Distressing start to summer season for divers in Irish waters

Four divers have died off the Irish coast in the past three weeks

Two of the deaths resulted from ‘combination dives’. . . [which] are, by their very nature, technical and dangerous and require careful calculation. Photograph:  Nigel Roddis/Reuters

Two of the deaths resulted from ‘combination dives’. . . [which] are, by their very nature, technical and dangerous and require careful calculation. Photograph: Nigel Roddis/Reuters

Sat, Jul 5, 2014, 01:00
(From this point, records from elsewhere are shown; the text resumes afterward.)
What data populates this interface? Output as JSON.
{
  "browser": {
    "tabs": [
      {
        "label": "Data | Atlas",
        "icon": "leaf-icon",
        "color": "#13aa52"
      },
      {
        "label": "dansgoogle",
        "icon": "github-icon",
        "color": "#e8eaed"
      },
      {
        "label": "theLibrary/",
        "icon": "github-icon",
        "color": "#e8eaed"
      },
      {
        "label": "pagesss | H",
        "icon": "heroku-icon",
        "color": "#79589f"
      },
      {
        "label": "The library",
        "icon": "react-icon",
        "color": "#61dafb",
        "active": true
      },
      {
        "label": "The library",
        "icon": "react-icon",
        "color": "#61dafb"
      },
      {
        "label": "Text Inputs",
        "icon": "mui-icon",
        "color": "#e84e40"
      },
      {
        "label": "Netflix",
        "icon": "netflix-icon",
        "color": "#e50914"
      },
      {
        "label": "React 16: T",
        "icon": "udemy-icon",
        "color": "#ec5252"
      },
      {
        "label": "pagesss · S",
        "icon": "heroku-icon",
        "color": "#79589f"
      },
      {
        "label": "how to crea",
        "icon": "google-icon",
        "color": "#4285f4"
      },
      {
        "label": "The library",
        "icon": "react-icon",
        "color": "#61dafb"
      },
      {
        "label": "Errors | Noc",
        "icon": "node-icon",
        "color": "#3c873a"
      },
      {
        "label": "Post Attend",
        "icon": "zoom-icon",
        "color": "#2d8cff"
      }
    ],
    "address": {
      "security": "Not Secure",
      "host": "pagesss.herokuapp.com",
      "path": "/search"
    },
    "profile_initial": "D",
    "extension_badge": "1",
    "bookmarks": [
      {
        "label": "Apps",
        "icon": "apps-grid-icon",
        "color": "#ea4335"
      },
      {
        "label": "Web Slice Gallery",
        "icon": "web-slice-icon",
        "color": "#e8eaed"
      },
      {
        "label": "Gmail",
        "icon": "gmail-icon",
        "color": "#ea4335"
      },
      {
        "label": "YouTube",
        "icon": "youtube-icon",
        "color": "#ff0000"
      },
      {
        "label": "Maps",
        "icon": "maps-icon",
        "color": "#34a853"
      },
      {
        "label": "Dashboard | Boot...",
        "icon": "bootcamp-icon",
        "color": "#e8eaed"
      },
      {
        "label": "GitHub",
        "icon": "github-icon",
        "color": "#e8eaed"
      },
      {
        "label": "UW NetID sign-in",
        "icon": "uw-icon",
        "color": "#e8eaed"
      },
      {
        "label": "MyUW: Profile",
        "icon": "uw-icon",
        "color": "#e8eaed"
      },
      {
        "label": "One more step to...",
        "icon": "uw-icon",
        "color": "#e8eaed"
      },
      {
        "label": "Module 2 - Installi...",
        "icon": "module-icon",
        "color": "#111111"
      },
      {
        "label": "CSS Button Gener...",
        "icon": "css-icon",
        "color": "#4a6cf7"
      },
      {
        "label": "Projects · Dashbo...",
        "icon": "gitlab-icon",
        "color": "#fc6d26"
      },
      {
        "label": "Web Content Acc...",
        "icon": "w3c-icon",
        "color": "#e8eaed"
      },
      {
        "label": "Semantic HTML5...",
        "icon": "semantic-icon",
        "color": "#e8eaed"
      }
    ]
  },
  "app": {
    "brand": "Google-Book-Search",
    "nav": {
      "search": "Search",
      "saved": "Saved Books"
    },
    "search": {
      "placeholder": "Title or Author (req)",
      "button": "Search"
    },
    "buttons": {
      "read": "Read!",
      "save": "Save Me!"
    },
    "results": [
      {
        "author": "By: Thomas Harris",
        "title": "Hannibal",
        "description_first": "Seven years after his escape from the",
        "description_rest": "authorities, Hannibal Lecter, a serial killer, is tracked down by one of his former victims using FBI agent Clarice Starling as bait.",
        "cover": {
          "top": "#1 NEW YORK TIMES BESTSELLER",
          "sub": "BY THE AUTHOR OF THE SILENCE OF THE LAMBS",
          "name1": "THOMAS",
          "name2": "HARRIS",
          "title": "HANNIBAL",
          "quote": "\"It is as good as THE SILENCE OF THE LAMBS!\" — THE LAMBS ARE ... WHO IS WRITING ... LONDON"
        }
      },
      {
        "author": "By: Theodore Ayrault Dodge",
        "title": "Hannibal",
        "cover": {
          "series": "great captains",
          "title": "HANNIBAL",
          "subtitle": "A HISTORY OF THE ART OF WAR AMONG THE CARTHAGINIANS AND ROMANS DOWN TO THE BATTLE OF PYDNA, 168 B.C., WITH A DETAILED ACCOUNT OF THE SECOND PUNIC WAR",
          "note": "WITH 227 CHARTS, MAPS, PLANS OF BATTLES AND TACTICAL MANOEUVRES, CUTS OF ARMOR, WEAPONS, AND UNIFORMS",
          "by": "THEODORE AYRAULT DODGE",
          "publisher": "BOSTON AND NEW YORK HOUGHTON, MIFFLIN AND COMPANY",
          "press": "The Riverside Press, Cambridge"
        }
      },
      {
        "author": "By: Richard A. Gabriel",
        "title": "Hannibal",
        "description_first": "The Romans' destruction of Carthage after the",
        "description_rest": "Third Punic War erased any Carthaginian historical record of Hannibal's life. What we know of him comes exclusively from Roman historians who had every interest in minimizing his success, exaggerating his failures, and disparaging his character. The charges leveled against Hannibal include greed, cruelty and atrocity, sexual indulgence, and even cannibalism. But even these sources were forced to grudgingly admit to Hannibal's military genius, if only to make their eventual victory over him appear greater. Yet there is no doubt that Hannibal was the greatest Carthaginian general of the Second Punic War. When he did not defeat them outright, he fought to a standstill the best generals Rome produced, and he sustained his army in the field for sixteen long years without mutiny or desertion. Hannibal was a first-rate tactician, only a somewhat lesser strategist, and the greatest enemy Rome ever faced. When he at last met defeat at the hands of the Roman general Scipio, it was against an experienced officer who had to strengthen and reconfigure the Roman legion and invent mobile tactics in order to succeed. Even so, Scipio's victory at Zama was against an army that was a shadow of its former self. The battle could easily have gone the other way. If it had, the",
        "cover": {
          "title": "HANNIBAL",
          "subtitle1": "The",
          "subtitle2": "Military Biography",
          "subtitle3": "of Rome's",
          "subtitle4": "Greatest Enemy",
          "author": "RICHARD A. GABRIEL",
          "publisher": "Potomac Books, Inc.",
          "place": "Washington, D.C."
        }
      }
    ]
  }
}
“The sea, once it casts its spell, holds one in its net of wonder forever,” the late French diver, explorer and film-maker Jacques-Yves Cousteau once said. The former French naval officer was so enthusiastic about life beneath the waves that he introduced many of his own family members to the aqua-lung he had helped to invent.

His words, and his passion, will be of little consolation to the families of four sports divers who have lost their lives in Irish waters in the past three weeks, marking a distressing start to a summer season in Europe’s finest blue water environment.

A 45-year-old Co Limerick man got into difficulty when diving on a German U-boat off Roche’s Point at the mouth of Cork harbour on June 14th, and a Polish national, also aged 45, died a day later near Inishtrahull, off Malin Head, Co Donegal.

Earlier this week, two English divers, aged 61 and 66 respectively, became the third and fourth fatalities in less than a month. They were among a group exploring the German U260 submarine wreck lying in 42 metres of water, 6km off the west Cork coast.

Just one of the four who died, John McNally from Bruff, Co Limerick, was a member of the Irish Underwater Council, Comhairle Fo-Thuinn (CFT).

The national umbrella organisation oversees training methods and standards and, like most adventure sports, adheres to voluntary safety codes.

The council is precluded from commenting on any of the fatalities, as investigations by the Garda and Health and Safety Authority are in train.

The recent incidents have some common denominators. The four divers were all over 40 years old, and at least two of the three incidents have been confirmed as “combination dives”, where there is more than one descent on an expedition.

Irish Water Safety chief executive and former Naval Service diver John Leech points out that combination dives are, by their very nature, technical and dangerous and require careful calculation.

Breathing gases under elevated pressure runs the risk of narcosis, where mental, sensory, cognitive and motor activity can be impaired or diminished.

Careful preparation, staged ascent and the “buddy” system of diving protects divers against what has been nicknamed “Martini’s law” – as in narcosis being similar in impact to one Martini for every 10 metres below 20 metres.

Irish Coast Guard director Chris Reynolds points out that “every diver is responsible for planning his or her own dive, but when you are on holidays you can sometimes push it”.